Enormous chunks of top soil with green undergrowth and giant stones slid down into the river near the embankment since the beginning of the monsoon downpour in the catchment area. This caused the accretion of considerable quantities of biomass and debris near the flash point of the regulated torrent.

The project should produce one third of the 300 megawatts of hydro electricity produced in Assam state.

karbi langpi hydro electric

In the past 45 days, the project has produced only 50% power on average and one of the units has stopped production altogether.

Considering the seriousness of the situation, a high level team of Assam government officials led by Additional Chief Secretary visited the site recently. Deputy Commissioner of Karbi Anglong, Principal Secretary of Karbi Anglong Autonomous Council, SDO(C) Hamren also inspected the project site and viewed the catchment.

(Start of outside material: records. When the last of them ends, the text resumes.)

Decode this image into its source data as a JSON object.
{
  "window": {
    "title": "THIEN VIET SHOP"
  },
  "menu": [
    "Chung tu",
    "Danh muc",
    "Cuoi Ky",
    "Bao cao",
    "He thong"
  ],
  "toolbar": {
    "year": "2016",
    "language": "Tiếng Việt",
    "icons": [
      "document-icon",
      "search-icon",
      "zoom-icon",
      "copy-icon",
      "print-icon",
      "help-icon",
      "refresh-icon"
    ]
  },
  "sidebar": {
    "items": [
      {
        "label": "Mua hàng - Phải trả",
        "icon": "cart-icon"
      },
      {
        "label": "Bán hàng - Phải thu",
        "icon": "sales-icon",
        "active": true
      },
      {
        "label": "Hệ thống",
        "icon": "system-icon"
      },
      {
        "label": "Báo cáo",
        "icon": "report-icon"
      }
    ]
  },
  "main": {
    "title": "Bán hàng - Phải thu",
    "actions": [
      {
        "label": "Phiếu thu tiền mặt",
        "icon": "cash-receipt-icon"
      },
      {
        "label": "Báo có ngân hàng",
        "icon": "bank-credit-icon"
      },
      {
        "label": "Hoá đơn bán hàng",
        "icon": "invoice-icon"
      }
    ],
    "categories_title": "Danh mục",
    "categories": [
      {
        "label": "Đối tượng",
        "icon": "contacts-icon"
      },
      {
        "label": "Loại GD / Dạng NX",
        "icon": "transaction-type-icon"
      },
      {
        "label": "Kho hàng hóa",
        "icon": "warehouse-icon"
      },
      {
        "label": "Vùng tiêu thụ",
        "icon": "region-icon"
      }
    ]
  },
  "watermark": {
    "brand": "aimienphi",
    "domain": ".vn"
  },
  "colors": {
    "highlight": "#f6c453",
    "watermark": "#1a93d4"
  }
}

The fact finding team expressed dissatisfaction at the faulty infrastructure of the project and directed the Chief Manager, Rajendra Deka to cope with the situation and take urgent measures to restore normal production.

According to people in the locality, considerable deforestation in the higher ridges where the principal river Karbi Langpi is revived perennially has left much of the area barren. In addition, the forest department (Hamren Division) did not do any customized work while taking up the large scale plantation (in record actually) in the river catchment before actual commissioning of the project.

Crores of rupees were allocated by the power sector to the forest department, but they did not use the money for the intended purpose. Neither did the department undertake any conservation measures to protect the existing natural forest cover.

Although the project authority is attempting to prevent wearing down of soil with bamboo guard walls and sand bags, they have found the effort to be more counterproductive than of help so far, according to a project officer.

Sushanta Roy is a journalist in Assam, India, who photographs and writes about the people, animals and flora of Assam, and the things that affect them.